The answer is one number. Say how many lines in the entries below include the word "Löwe".

**Exercise data:**
════════════════════

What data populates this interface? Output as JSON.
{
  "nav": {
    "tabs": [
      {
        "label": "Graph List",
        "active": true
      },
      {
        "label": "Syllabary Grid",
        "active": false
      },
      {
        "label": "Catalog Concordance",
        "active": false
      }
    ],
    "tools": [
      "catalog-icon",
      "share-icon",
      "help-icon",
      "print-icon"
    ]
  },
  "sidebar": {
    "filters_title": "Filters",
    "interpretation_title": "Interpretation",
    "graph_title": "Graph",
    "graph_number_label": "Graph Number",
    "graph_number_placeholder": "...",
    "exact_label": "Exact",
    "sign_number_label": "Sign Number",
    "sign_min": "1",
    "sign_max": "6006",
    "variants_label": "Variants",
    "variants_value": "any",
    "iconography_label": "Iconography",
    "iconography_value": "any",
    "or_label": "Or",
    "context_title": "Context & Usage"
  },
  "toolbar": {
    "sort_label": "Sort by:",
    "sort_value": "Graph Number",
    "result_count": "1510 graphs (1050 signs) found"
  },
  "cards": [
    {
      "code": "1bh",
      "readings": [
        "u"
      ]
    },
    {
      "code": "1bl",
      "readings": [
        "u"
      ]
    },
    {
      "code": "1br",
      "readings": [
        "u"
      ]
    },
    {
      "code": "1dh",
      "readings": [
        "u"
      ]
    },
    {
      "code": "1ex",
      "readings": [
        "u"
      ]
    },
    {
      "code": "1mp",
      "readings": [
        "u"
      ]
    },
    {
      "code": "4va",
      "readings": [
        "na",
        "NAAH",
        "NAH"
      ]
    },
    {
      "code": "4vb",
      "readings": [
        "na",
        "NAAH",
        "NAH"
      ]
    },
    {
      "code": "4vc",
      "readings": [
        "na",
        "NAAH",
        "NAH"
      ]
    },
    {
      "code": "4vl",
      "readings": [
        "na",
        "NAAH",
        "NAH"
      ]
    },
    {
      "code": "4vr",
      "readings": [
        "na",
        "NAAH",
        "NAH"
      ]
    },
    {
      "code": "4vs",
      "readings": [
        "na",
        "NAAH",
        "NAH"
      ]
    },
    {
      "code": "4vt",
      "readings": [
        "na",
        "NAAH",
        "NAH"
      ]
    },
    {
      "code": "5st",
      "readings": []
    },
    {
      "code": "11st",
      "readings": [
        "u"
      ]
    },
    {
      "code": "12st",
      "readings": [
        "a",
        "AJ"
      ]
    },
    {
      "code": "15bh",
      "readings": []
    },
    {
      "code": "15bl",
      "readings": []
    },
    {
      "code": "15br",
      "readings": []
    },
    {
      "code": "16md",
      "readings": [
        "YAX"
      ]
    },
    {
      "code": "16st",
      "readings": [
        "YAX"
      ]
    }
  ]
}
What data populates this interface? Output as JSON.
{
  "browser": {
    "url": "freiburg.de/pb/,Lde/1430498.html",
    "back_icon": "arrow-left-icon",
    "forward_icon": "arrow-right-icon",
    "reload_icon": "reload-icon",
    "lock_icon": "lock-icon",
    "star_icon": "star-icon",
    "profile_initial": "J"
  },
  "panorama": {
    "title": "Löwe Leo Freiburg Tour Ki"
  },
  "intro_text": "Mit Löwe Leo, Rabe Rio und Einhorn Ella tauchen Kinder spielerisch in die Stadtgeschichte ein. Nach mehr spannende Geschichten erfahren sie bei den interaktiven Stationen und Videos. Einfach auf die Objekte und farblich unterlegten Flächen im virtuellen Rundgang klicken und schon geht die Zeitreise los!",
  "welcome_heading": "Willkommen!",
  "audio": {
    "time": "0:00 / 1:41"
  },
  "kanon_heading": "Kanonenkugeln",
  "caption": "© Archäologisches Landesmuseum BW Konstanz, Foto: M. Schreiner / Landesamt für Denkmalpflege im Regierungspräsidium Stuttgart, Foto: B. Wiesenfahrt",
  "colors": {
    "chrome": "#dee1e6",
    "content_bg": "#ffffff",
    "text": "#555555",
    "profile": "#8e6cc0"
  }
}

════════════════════

**Output for this exercise:**
2